The head of US Northern Command, General Glen VanHerck, has claimed that North Korea may soon test an intercontinental ballistic missile (ICBM) with improved performance characteristics.
"[…]The North Korean regime has also indicated that it is no longer bound by the unilateral nuclear and ICBM testing moratorium announced in 2018, suggesting that [North Korean leader] Kim Jong-un may begin flight testing an improved ICBM design in the near future", VanHerck told the Senate Armed Services Committee on Tuesday.
The general was apparently referring to Pyongyang pledging a unilateral freeze on its ICBM and nuclear weapons tests three years ago.
He then argued at a Pentagon briefing that North Korea had showcased a new ICBM during a military parade in October 2020, which VanHerck suggested possibly means that Pyongyang currently has three ICBMs that could threaten the US.
"In the public parade […] we saw additional capabilities, an additional missile.
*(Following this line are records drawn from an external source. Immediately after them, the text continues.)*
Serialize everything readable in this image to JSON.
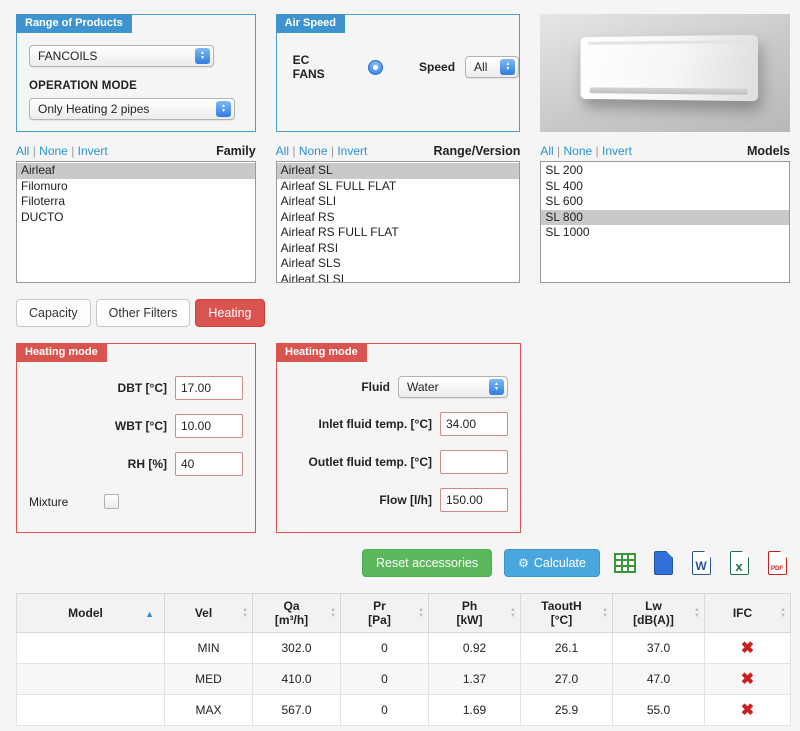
{
  "range_panel": {
    "title": "Range of Products",
    "product_select": "FANCOILS",
    "operation_mode_label": "OPERATION MODE",
    "operation_mode_select": "Only Heating 2 pipes"
  },
  "air_panel": {
    "title": "Air Speed",
    "ec_fans_label": "EC FANS",
    "speed_label": "Speed",
    "speed_select": "All"
  },
  "list_links": {
    "all": "All",
    "none": "None",
    "invert": "Invert",
    "sep": "|"
  },
  "family": {
    "title": "Family",
    "items": [
      "Airleaf",
      "Filomuro",
      "Filoterra",
      "DUCTO"
    ],
    "selected": "Airleaf"
  },
  "range_version": {
    "title": "Range/Version",
    "items": [
      "Airleaf SL",
      "Airleaf SL FULL FLAT",
      "Airleaf SLI",
      "Airleaf RS",
      "Airleaf RS FULL FLAT",
      "Airleaf RSI",
      "Airleaf SLS",
      "Airleaf SLSI"
    ],
    "selected": "Airleaf SL"
  },
  "models": {
    "title": "Models",
    "items": [
      "SL 200",
      "SL 400",
      "SL 600",
      "SL 800",
      "SL 1000"
    ],
    "selected": "SL 800"
  },
  "tabs": {
    "capacity": "Capacity",
    "other_filters": "Other Filters",
    "heating": "Heating",
    "active": "Heating"
  },
  "heating_air": {
    "title": "Heating mode",
    "fields": [
      {
        "label": "DBT [°C]",
        "value": "17.00"
      },
      {
        "label": "WBT [°C]",
        "value": "10.00"
      },
      {
        "label": "RH [%]",
        "value": "40"
      }
    ],
    "mixture_label": "Mixture",
    "mixture_checked": false
  },
  "heating_fluid": {
    "title": "Heating mode",
    "fluid_label": "Fluid",
    "fluid_select": "Water",
    "fields": [
      {
        "label": "Inlet fluid temp. [°C]",
        "value": "34.00"
      },
      {
        "label": "Outlet fluid temp. [°C]",
        "value": ""
      },
      {
        "label": "Flow [l/h]",
        "value": "150.00"
      }
    ]
  },
  "actions": {
    "reset_label": "Reset accessories",
    "calculate_label": "Calculate",
    "calculate_icon": "⚙"
  },
  "results_table": {
    "columns": [
      {
        "label": "Model",
        "unit": ""
      },
      {
        "label": "Vel",
        "unit": ""
      },
      {
        "label": "Qa",
        "unit": "[m³/h]"
      },
      {
        "label": "Pr",
        "unit": "[Pa]"
      },
      {
        "label": "Ph",
        "unit": "[kW]"
      },
      {
        "label": "TaoutH",
        "unit": "[°C]"
      },
      {
        "label": "Lw",
        "unit": "[dB(A)]"
      },
      {
        "label": "IFC",
        "unit": ""
      }
    ],
    "rows": [
      [
        "",
        "MIN",
        "302.0",
        "0",
        "0.92",
        "26.1",
        "37.0",
        "✖"
      ],
      [
        "",
        "MED",
        "410.0",
        "0",
        "1.37",
        "27.0",
        "47.0",
        "✖"
      ],
      [
        "",
        "MAX",
        "567.0",
        "0",
        "1.69",
        "25.9",
        "55.0",
        "✖"
      ]
    ]
  }
}
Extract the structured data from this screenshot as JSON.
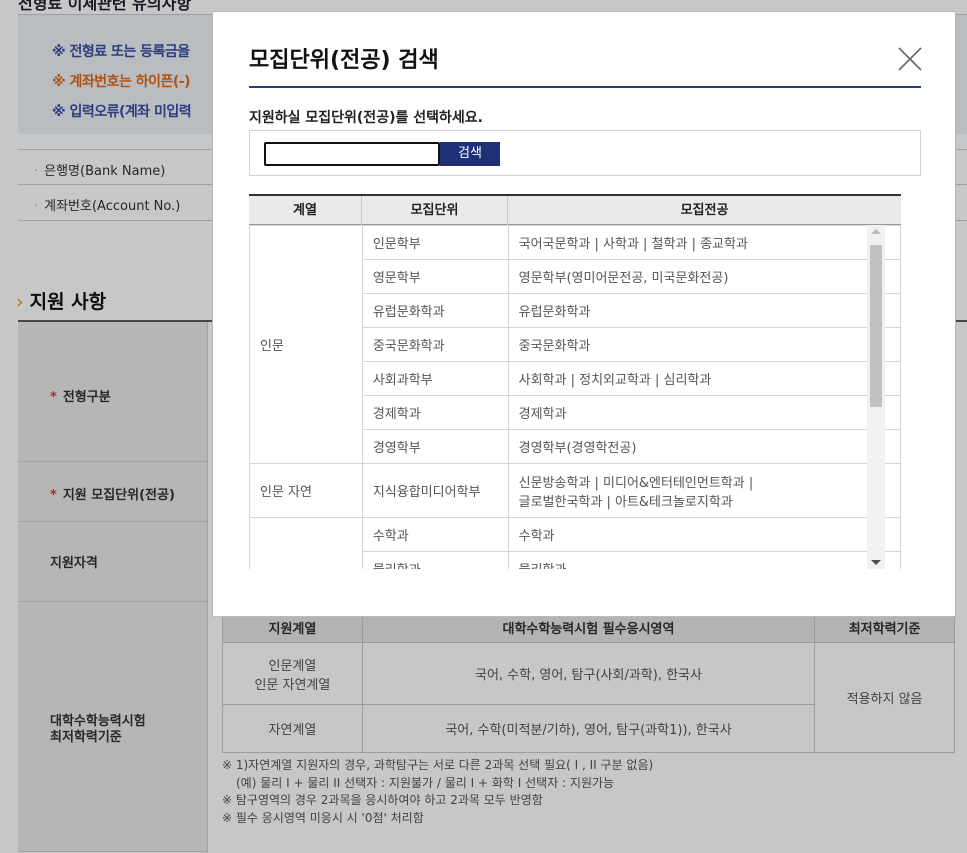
{
  "background": {
    "top_title": "전형료 이체관련 유의사항",
    "notices": [
      "※ 전형료 또는 등록금을",
      "※ 계좌번호는 하이픈(-)",
      "※ 입력오류(계좌 미입력"
    ],
    "fields": [
      "은행명(Bank Name)",
      "계좌번호(Account No.)"
    ],
    "section_title": "지원 사항",
    "section_marker": "›",
    "labels": [
      "전형구분",
      "지원 모집단위(전공)",
      "지원자격",
      "대학수학능력시험",
      "최저학력기준"
    ],
    "suneung_table": {
      "headers": [
        "지원계열",
        "대학수학능력시험 필수응시영역",
        "최저학력기준"
      ],
      "row1_group": "인문계열",
      "row1_group2": "인문 자연계열",
      "row1_subjects": "국어, 수학, 영어, 탐구(사회/과학), 한국사",
      "row2_group": "자연계열",
      "row2_subjects": "국어, 수학(미적분/기하), 영어, 탐구(과학1)), 한국사",
      "minimum": "적용하지 않음"
    },
    "notes": [
      "※ 1)자연계열 지원자의 경우, 과학탐구는 서로 다른 2과목 선택 필요( I , II 구분 없음)",
      "(예) 물리 I + 물리 II 선택자 : 지원불가 / 물리 I + 화학 I 선택자 : 지원가능",
      "※ 탐구영역의 경우 2과목을 응시하여야 하고 2과목 모두 반영함",
      "※ 필수 응시영역 미응시 시 '0점' 처리함"
    ]
  },
  "modal": {
    "title": "모집단위(전공) 검색",
    "subtitle": "지원하실 모집단위(전공)를 선택하세요.",
    "search_value": "",
    "search_button": "검색",
    "columns": [
      "계열",
      "모집단위",
      "모집전공"
    ],
    "groups": [
      "인문",
      "인문 자연"
    ],
    "rows": [
      {
        "unit": "인문학부",
        "major": "국어국문학과 | 사학과 | 철학과 | 종교학과"
      },
      {
        "unit": "영문학부",
        "major": "영문학부(영미어문전공, 미국문화전공)"
      },
      {
        "unit": "유럽문화학과",
        "major": "유럽문화학과"
      },
      {
        "unit": "중국문화학과",
        "major": "중국문화학과"
      },
      {
        "unit": "사회과학부",
        "major": "사회학과 | 정치외교학과 | 심리학과"
      },
      {
        "unit": "경제학과",
        "major": "경제학과"
      },
      {
        "unit": "경영학부",
        "major": "경영학부(경영학전공)"
      },
      {
        "unit": "지식융합미디어학부",
        "major": "신문방송학과 | 미디어&엔터테인먼트학과 |",
        "major2": "글로벌한국학과 | 아트&테크놀로지학과"
      },
      {
        "unit": "수학과",
        "major": "수학과"
      },
      {
        "unit": "물리학과",
        "major": "물리학과"
      }
    ]
  }
}
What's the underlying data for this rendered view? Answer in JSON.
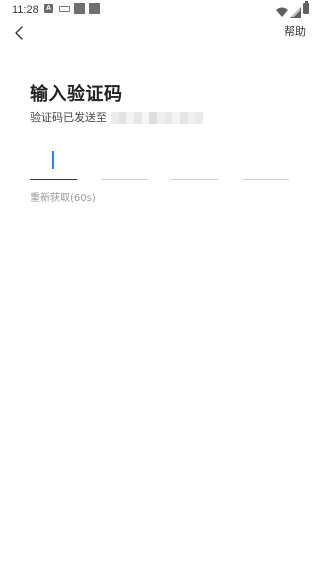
{
  "status_bar": {
    "time": "11:28",
    "notification_icons": [
      "a-badge-icon",
      "keyboard-icon",
      "app-square-icon",
      "app-square-icon"
    ],
    "right_icons": [
      "wifi-icon",
      "cellular-signal-icon",
      "battery-icon"
    ]
  },
  "header": {
    "back_icon": "chevron-left-icon",
    "help_label": "帮助"
  },
  "main": {
    "title": "输入验证码",
    "subtitle": "验证码已发送至",
    "code_inputs": [
      {
        "value": "",
        "active": true
      },
      {
        "value": "",
        "active": false
      },
      {
        "value": "",
        "active": false
      },
      {
        "value": "",
        "active": false
      }
    ],
    "resend_label": "重新获取(60s)"
  },
  "colors": {
    "caret": "#2f7df6",
    "active_underline": "#333333",
    "inactive_underline": "#cfcfcf",
    "resend_text": "#9a9a9a"
  }
}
Now they're up to three missiles that we assess could strike our homeland", the general asserted.
He added that he thinks the US has "a good posture for deterrence", referring to a combination of ground-based interceptors, ballistic missiles, and nuclear weapons the country possesses.
As the finale of its parade, North Korea shows what is apparently a new missile on an 11-axle TEL. pic.twitter.com/4fskoJubBV— Martyn Williams (@martyn_williams) October 10, 2020
On 10 October 2010, Korean Central Television broadcast footage of what looked like a new, never-before-seen ICBM that was displayed at the parade dedicated to the 75th anniversary of the founding of North Korea's ruling Workers' Party.
In a speech at the event, North Korean leader Kim Jong-un emphasised that his country was building up its military capabilities as a deterrent, and that Pyongyang would only strike in "retribution" to an enemy provocation.
North Korea Reportedly Yet to Respond to Biden Administration's Proposal on Talks
As far as General VanHerck claims are concerned, these come a few days after Reuters cited an unnamed source as saying that the Biden administration sought to initiate talks with North Korea last month but had not received "any response from Pyongyang".
The source also noted that there has been no active dialogue between the two countries for over a year, "despite multiple attempts during that time by the United States to engage".
US Secretary of State Anthony Blinken, for his part, made it clear earlier this year that Washington intends to "review" the nation's approach to North Korea, as international sanctions have failed to convince Pyongyang to give up its nuclear weapons.
Kim Jong-un, in turn, declared in January that the US was his country's "biggest enemy", noting, however, that he does not rule out diplomacy in relations between the two nations.
Despite the personal rapport established between the two men, the talks did not lead to a halt in North Korea's nuclear and missile programmes as Washington refused to lift anti-North Korean sanctions, reduce its military presence in South Korea, or halt exercises with Seoul unless Pyongyang gets rid of its nukes.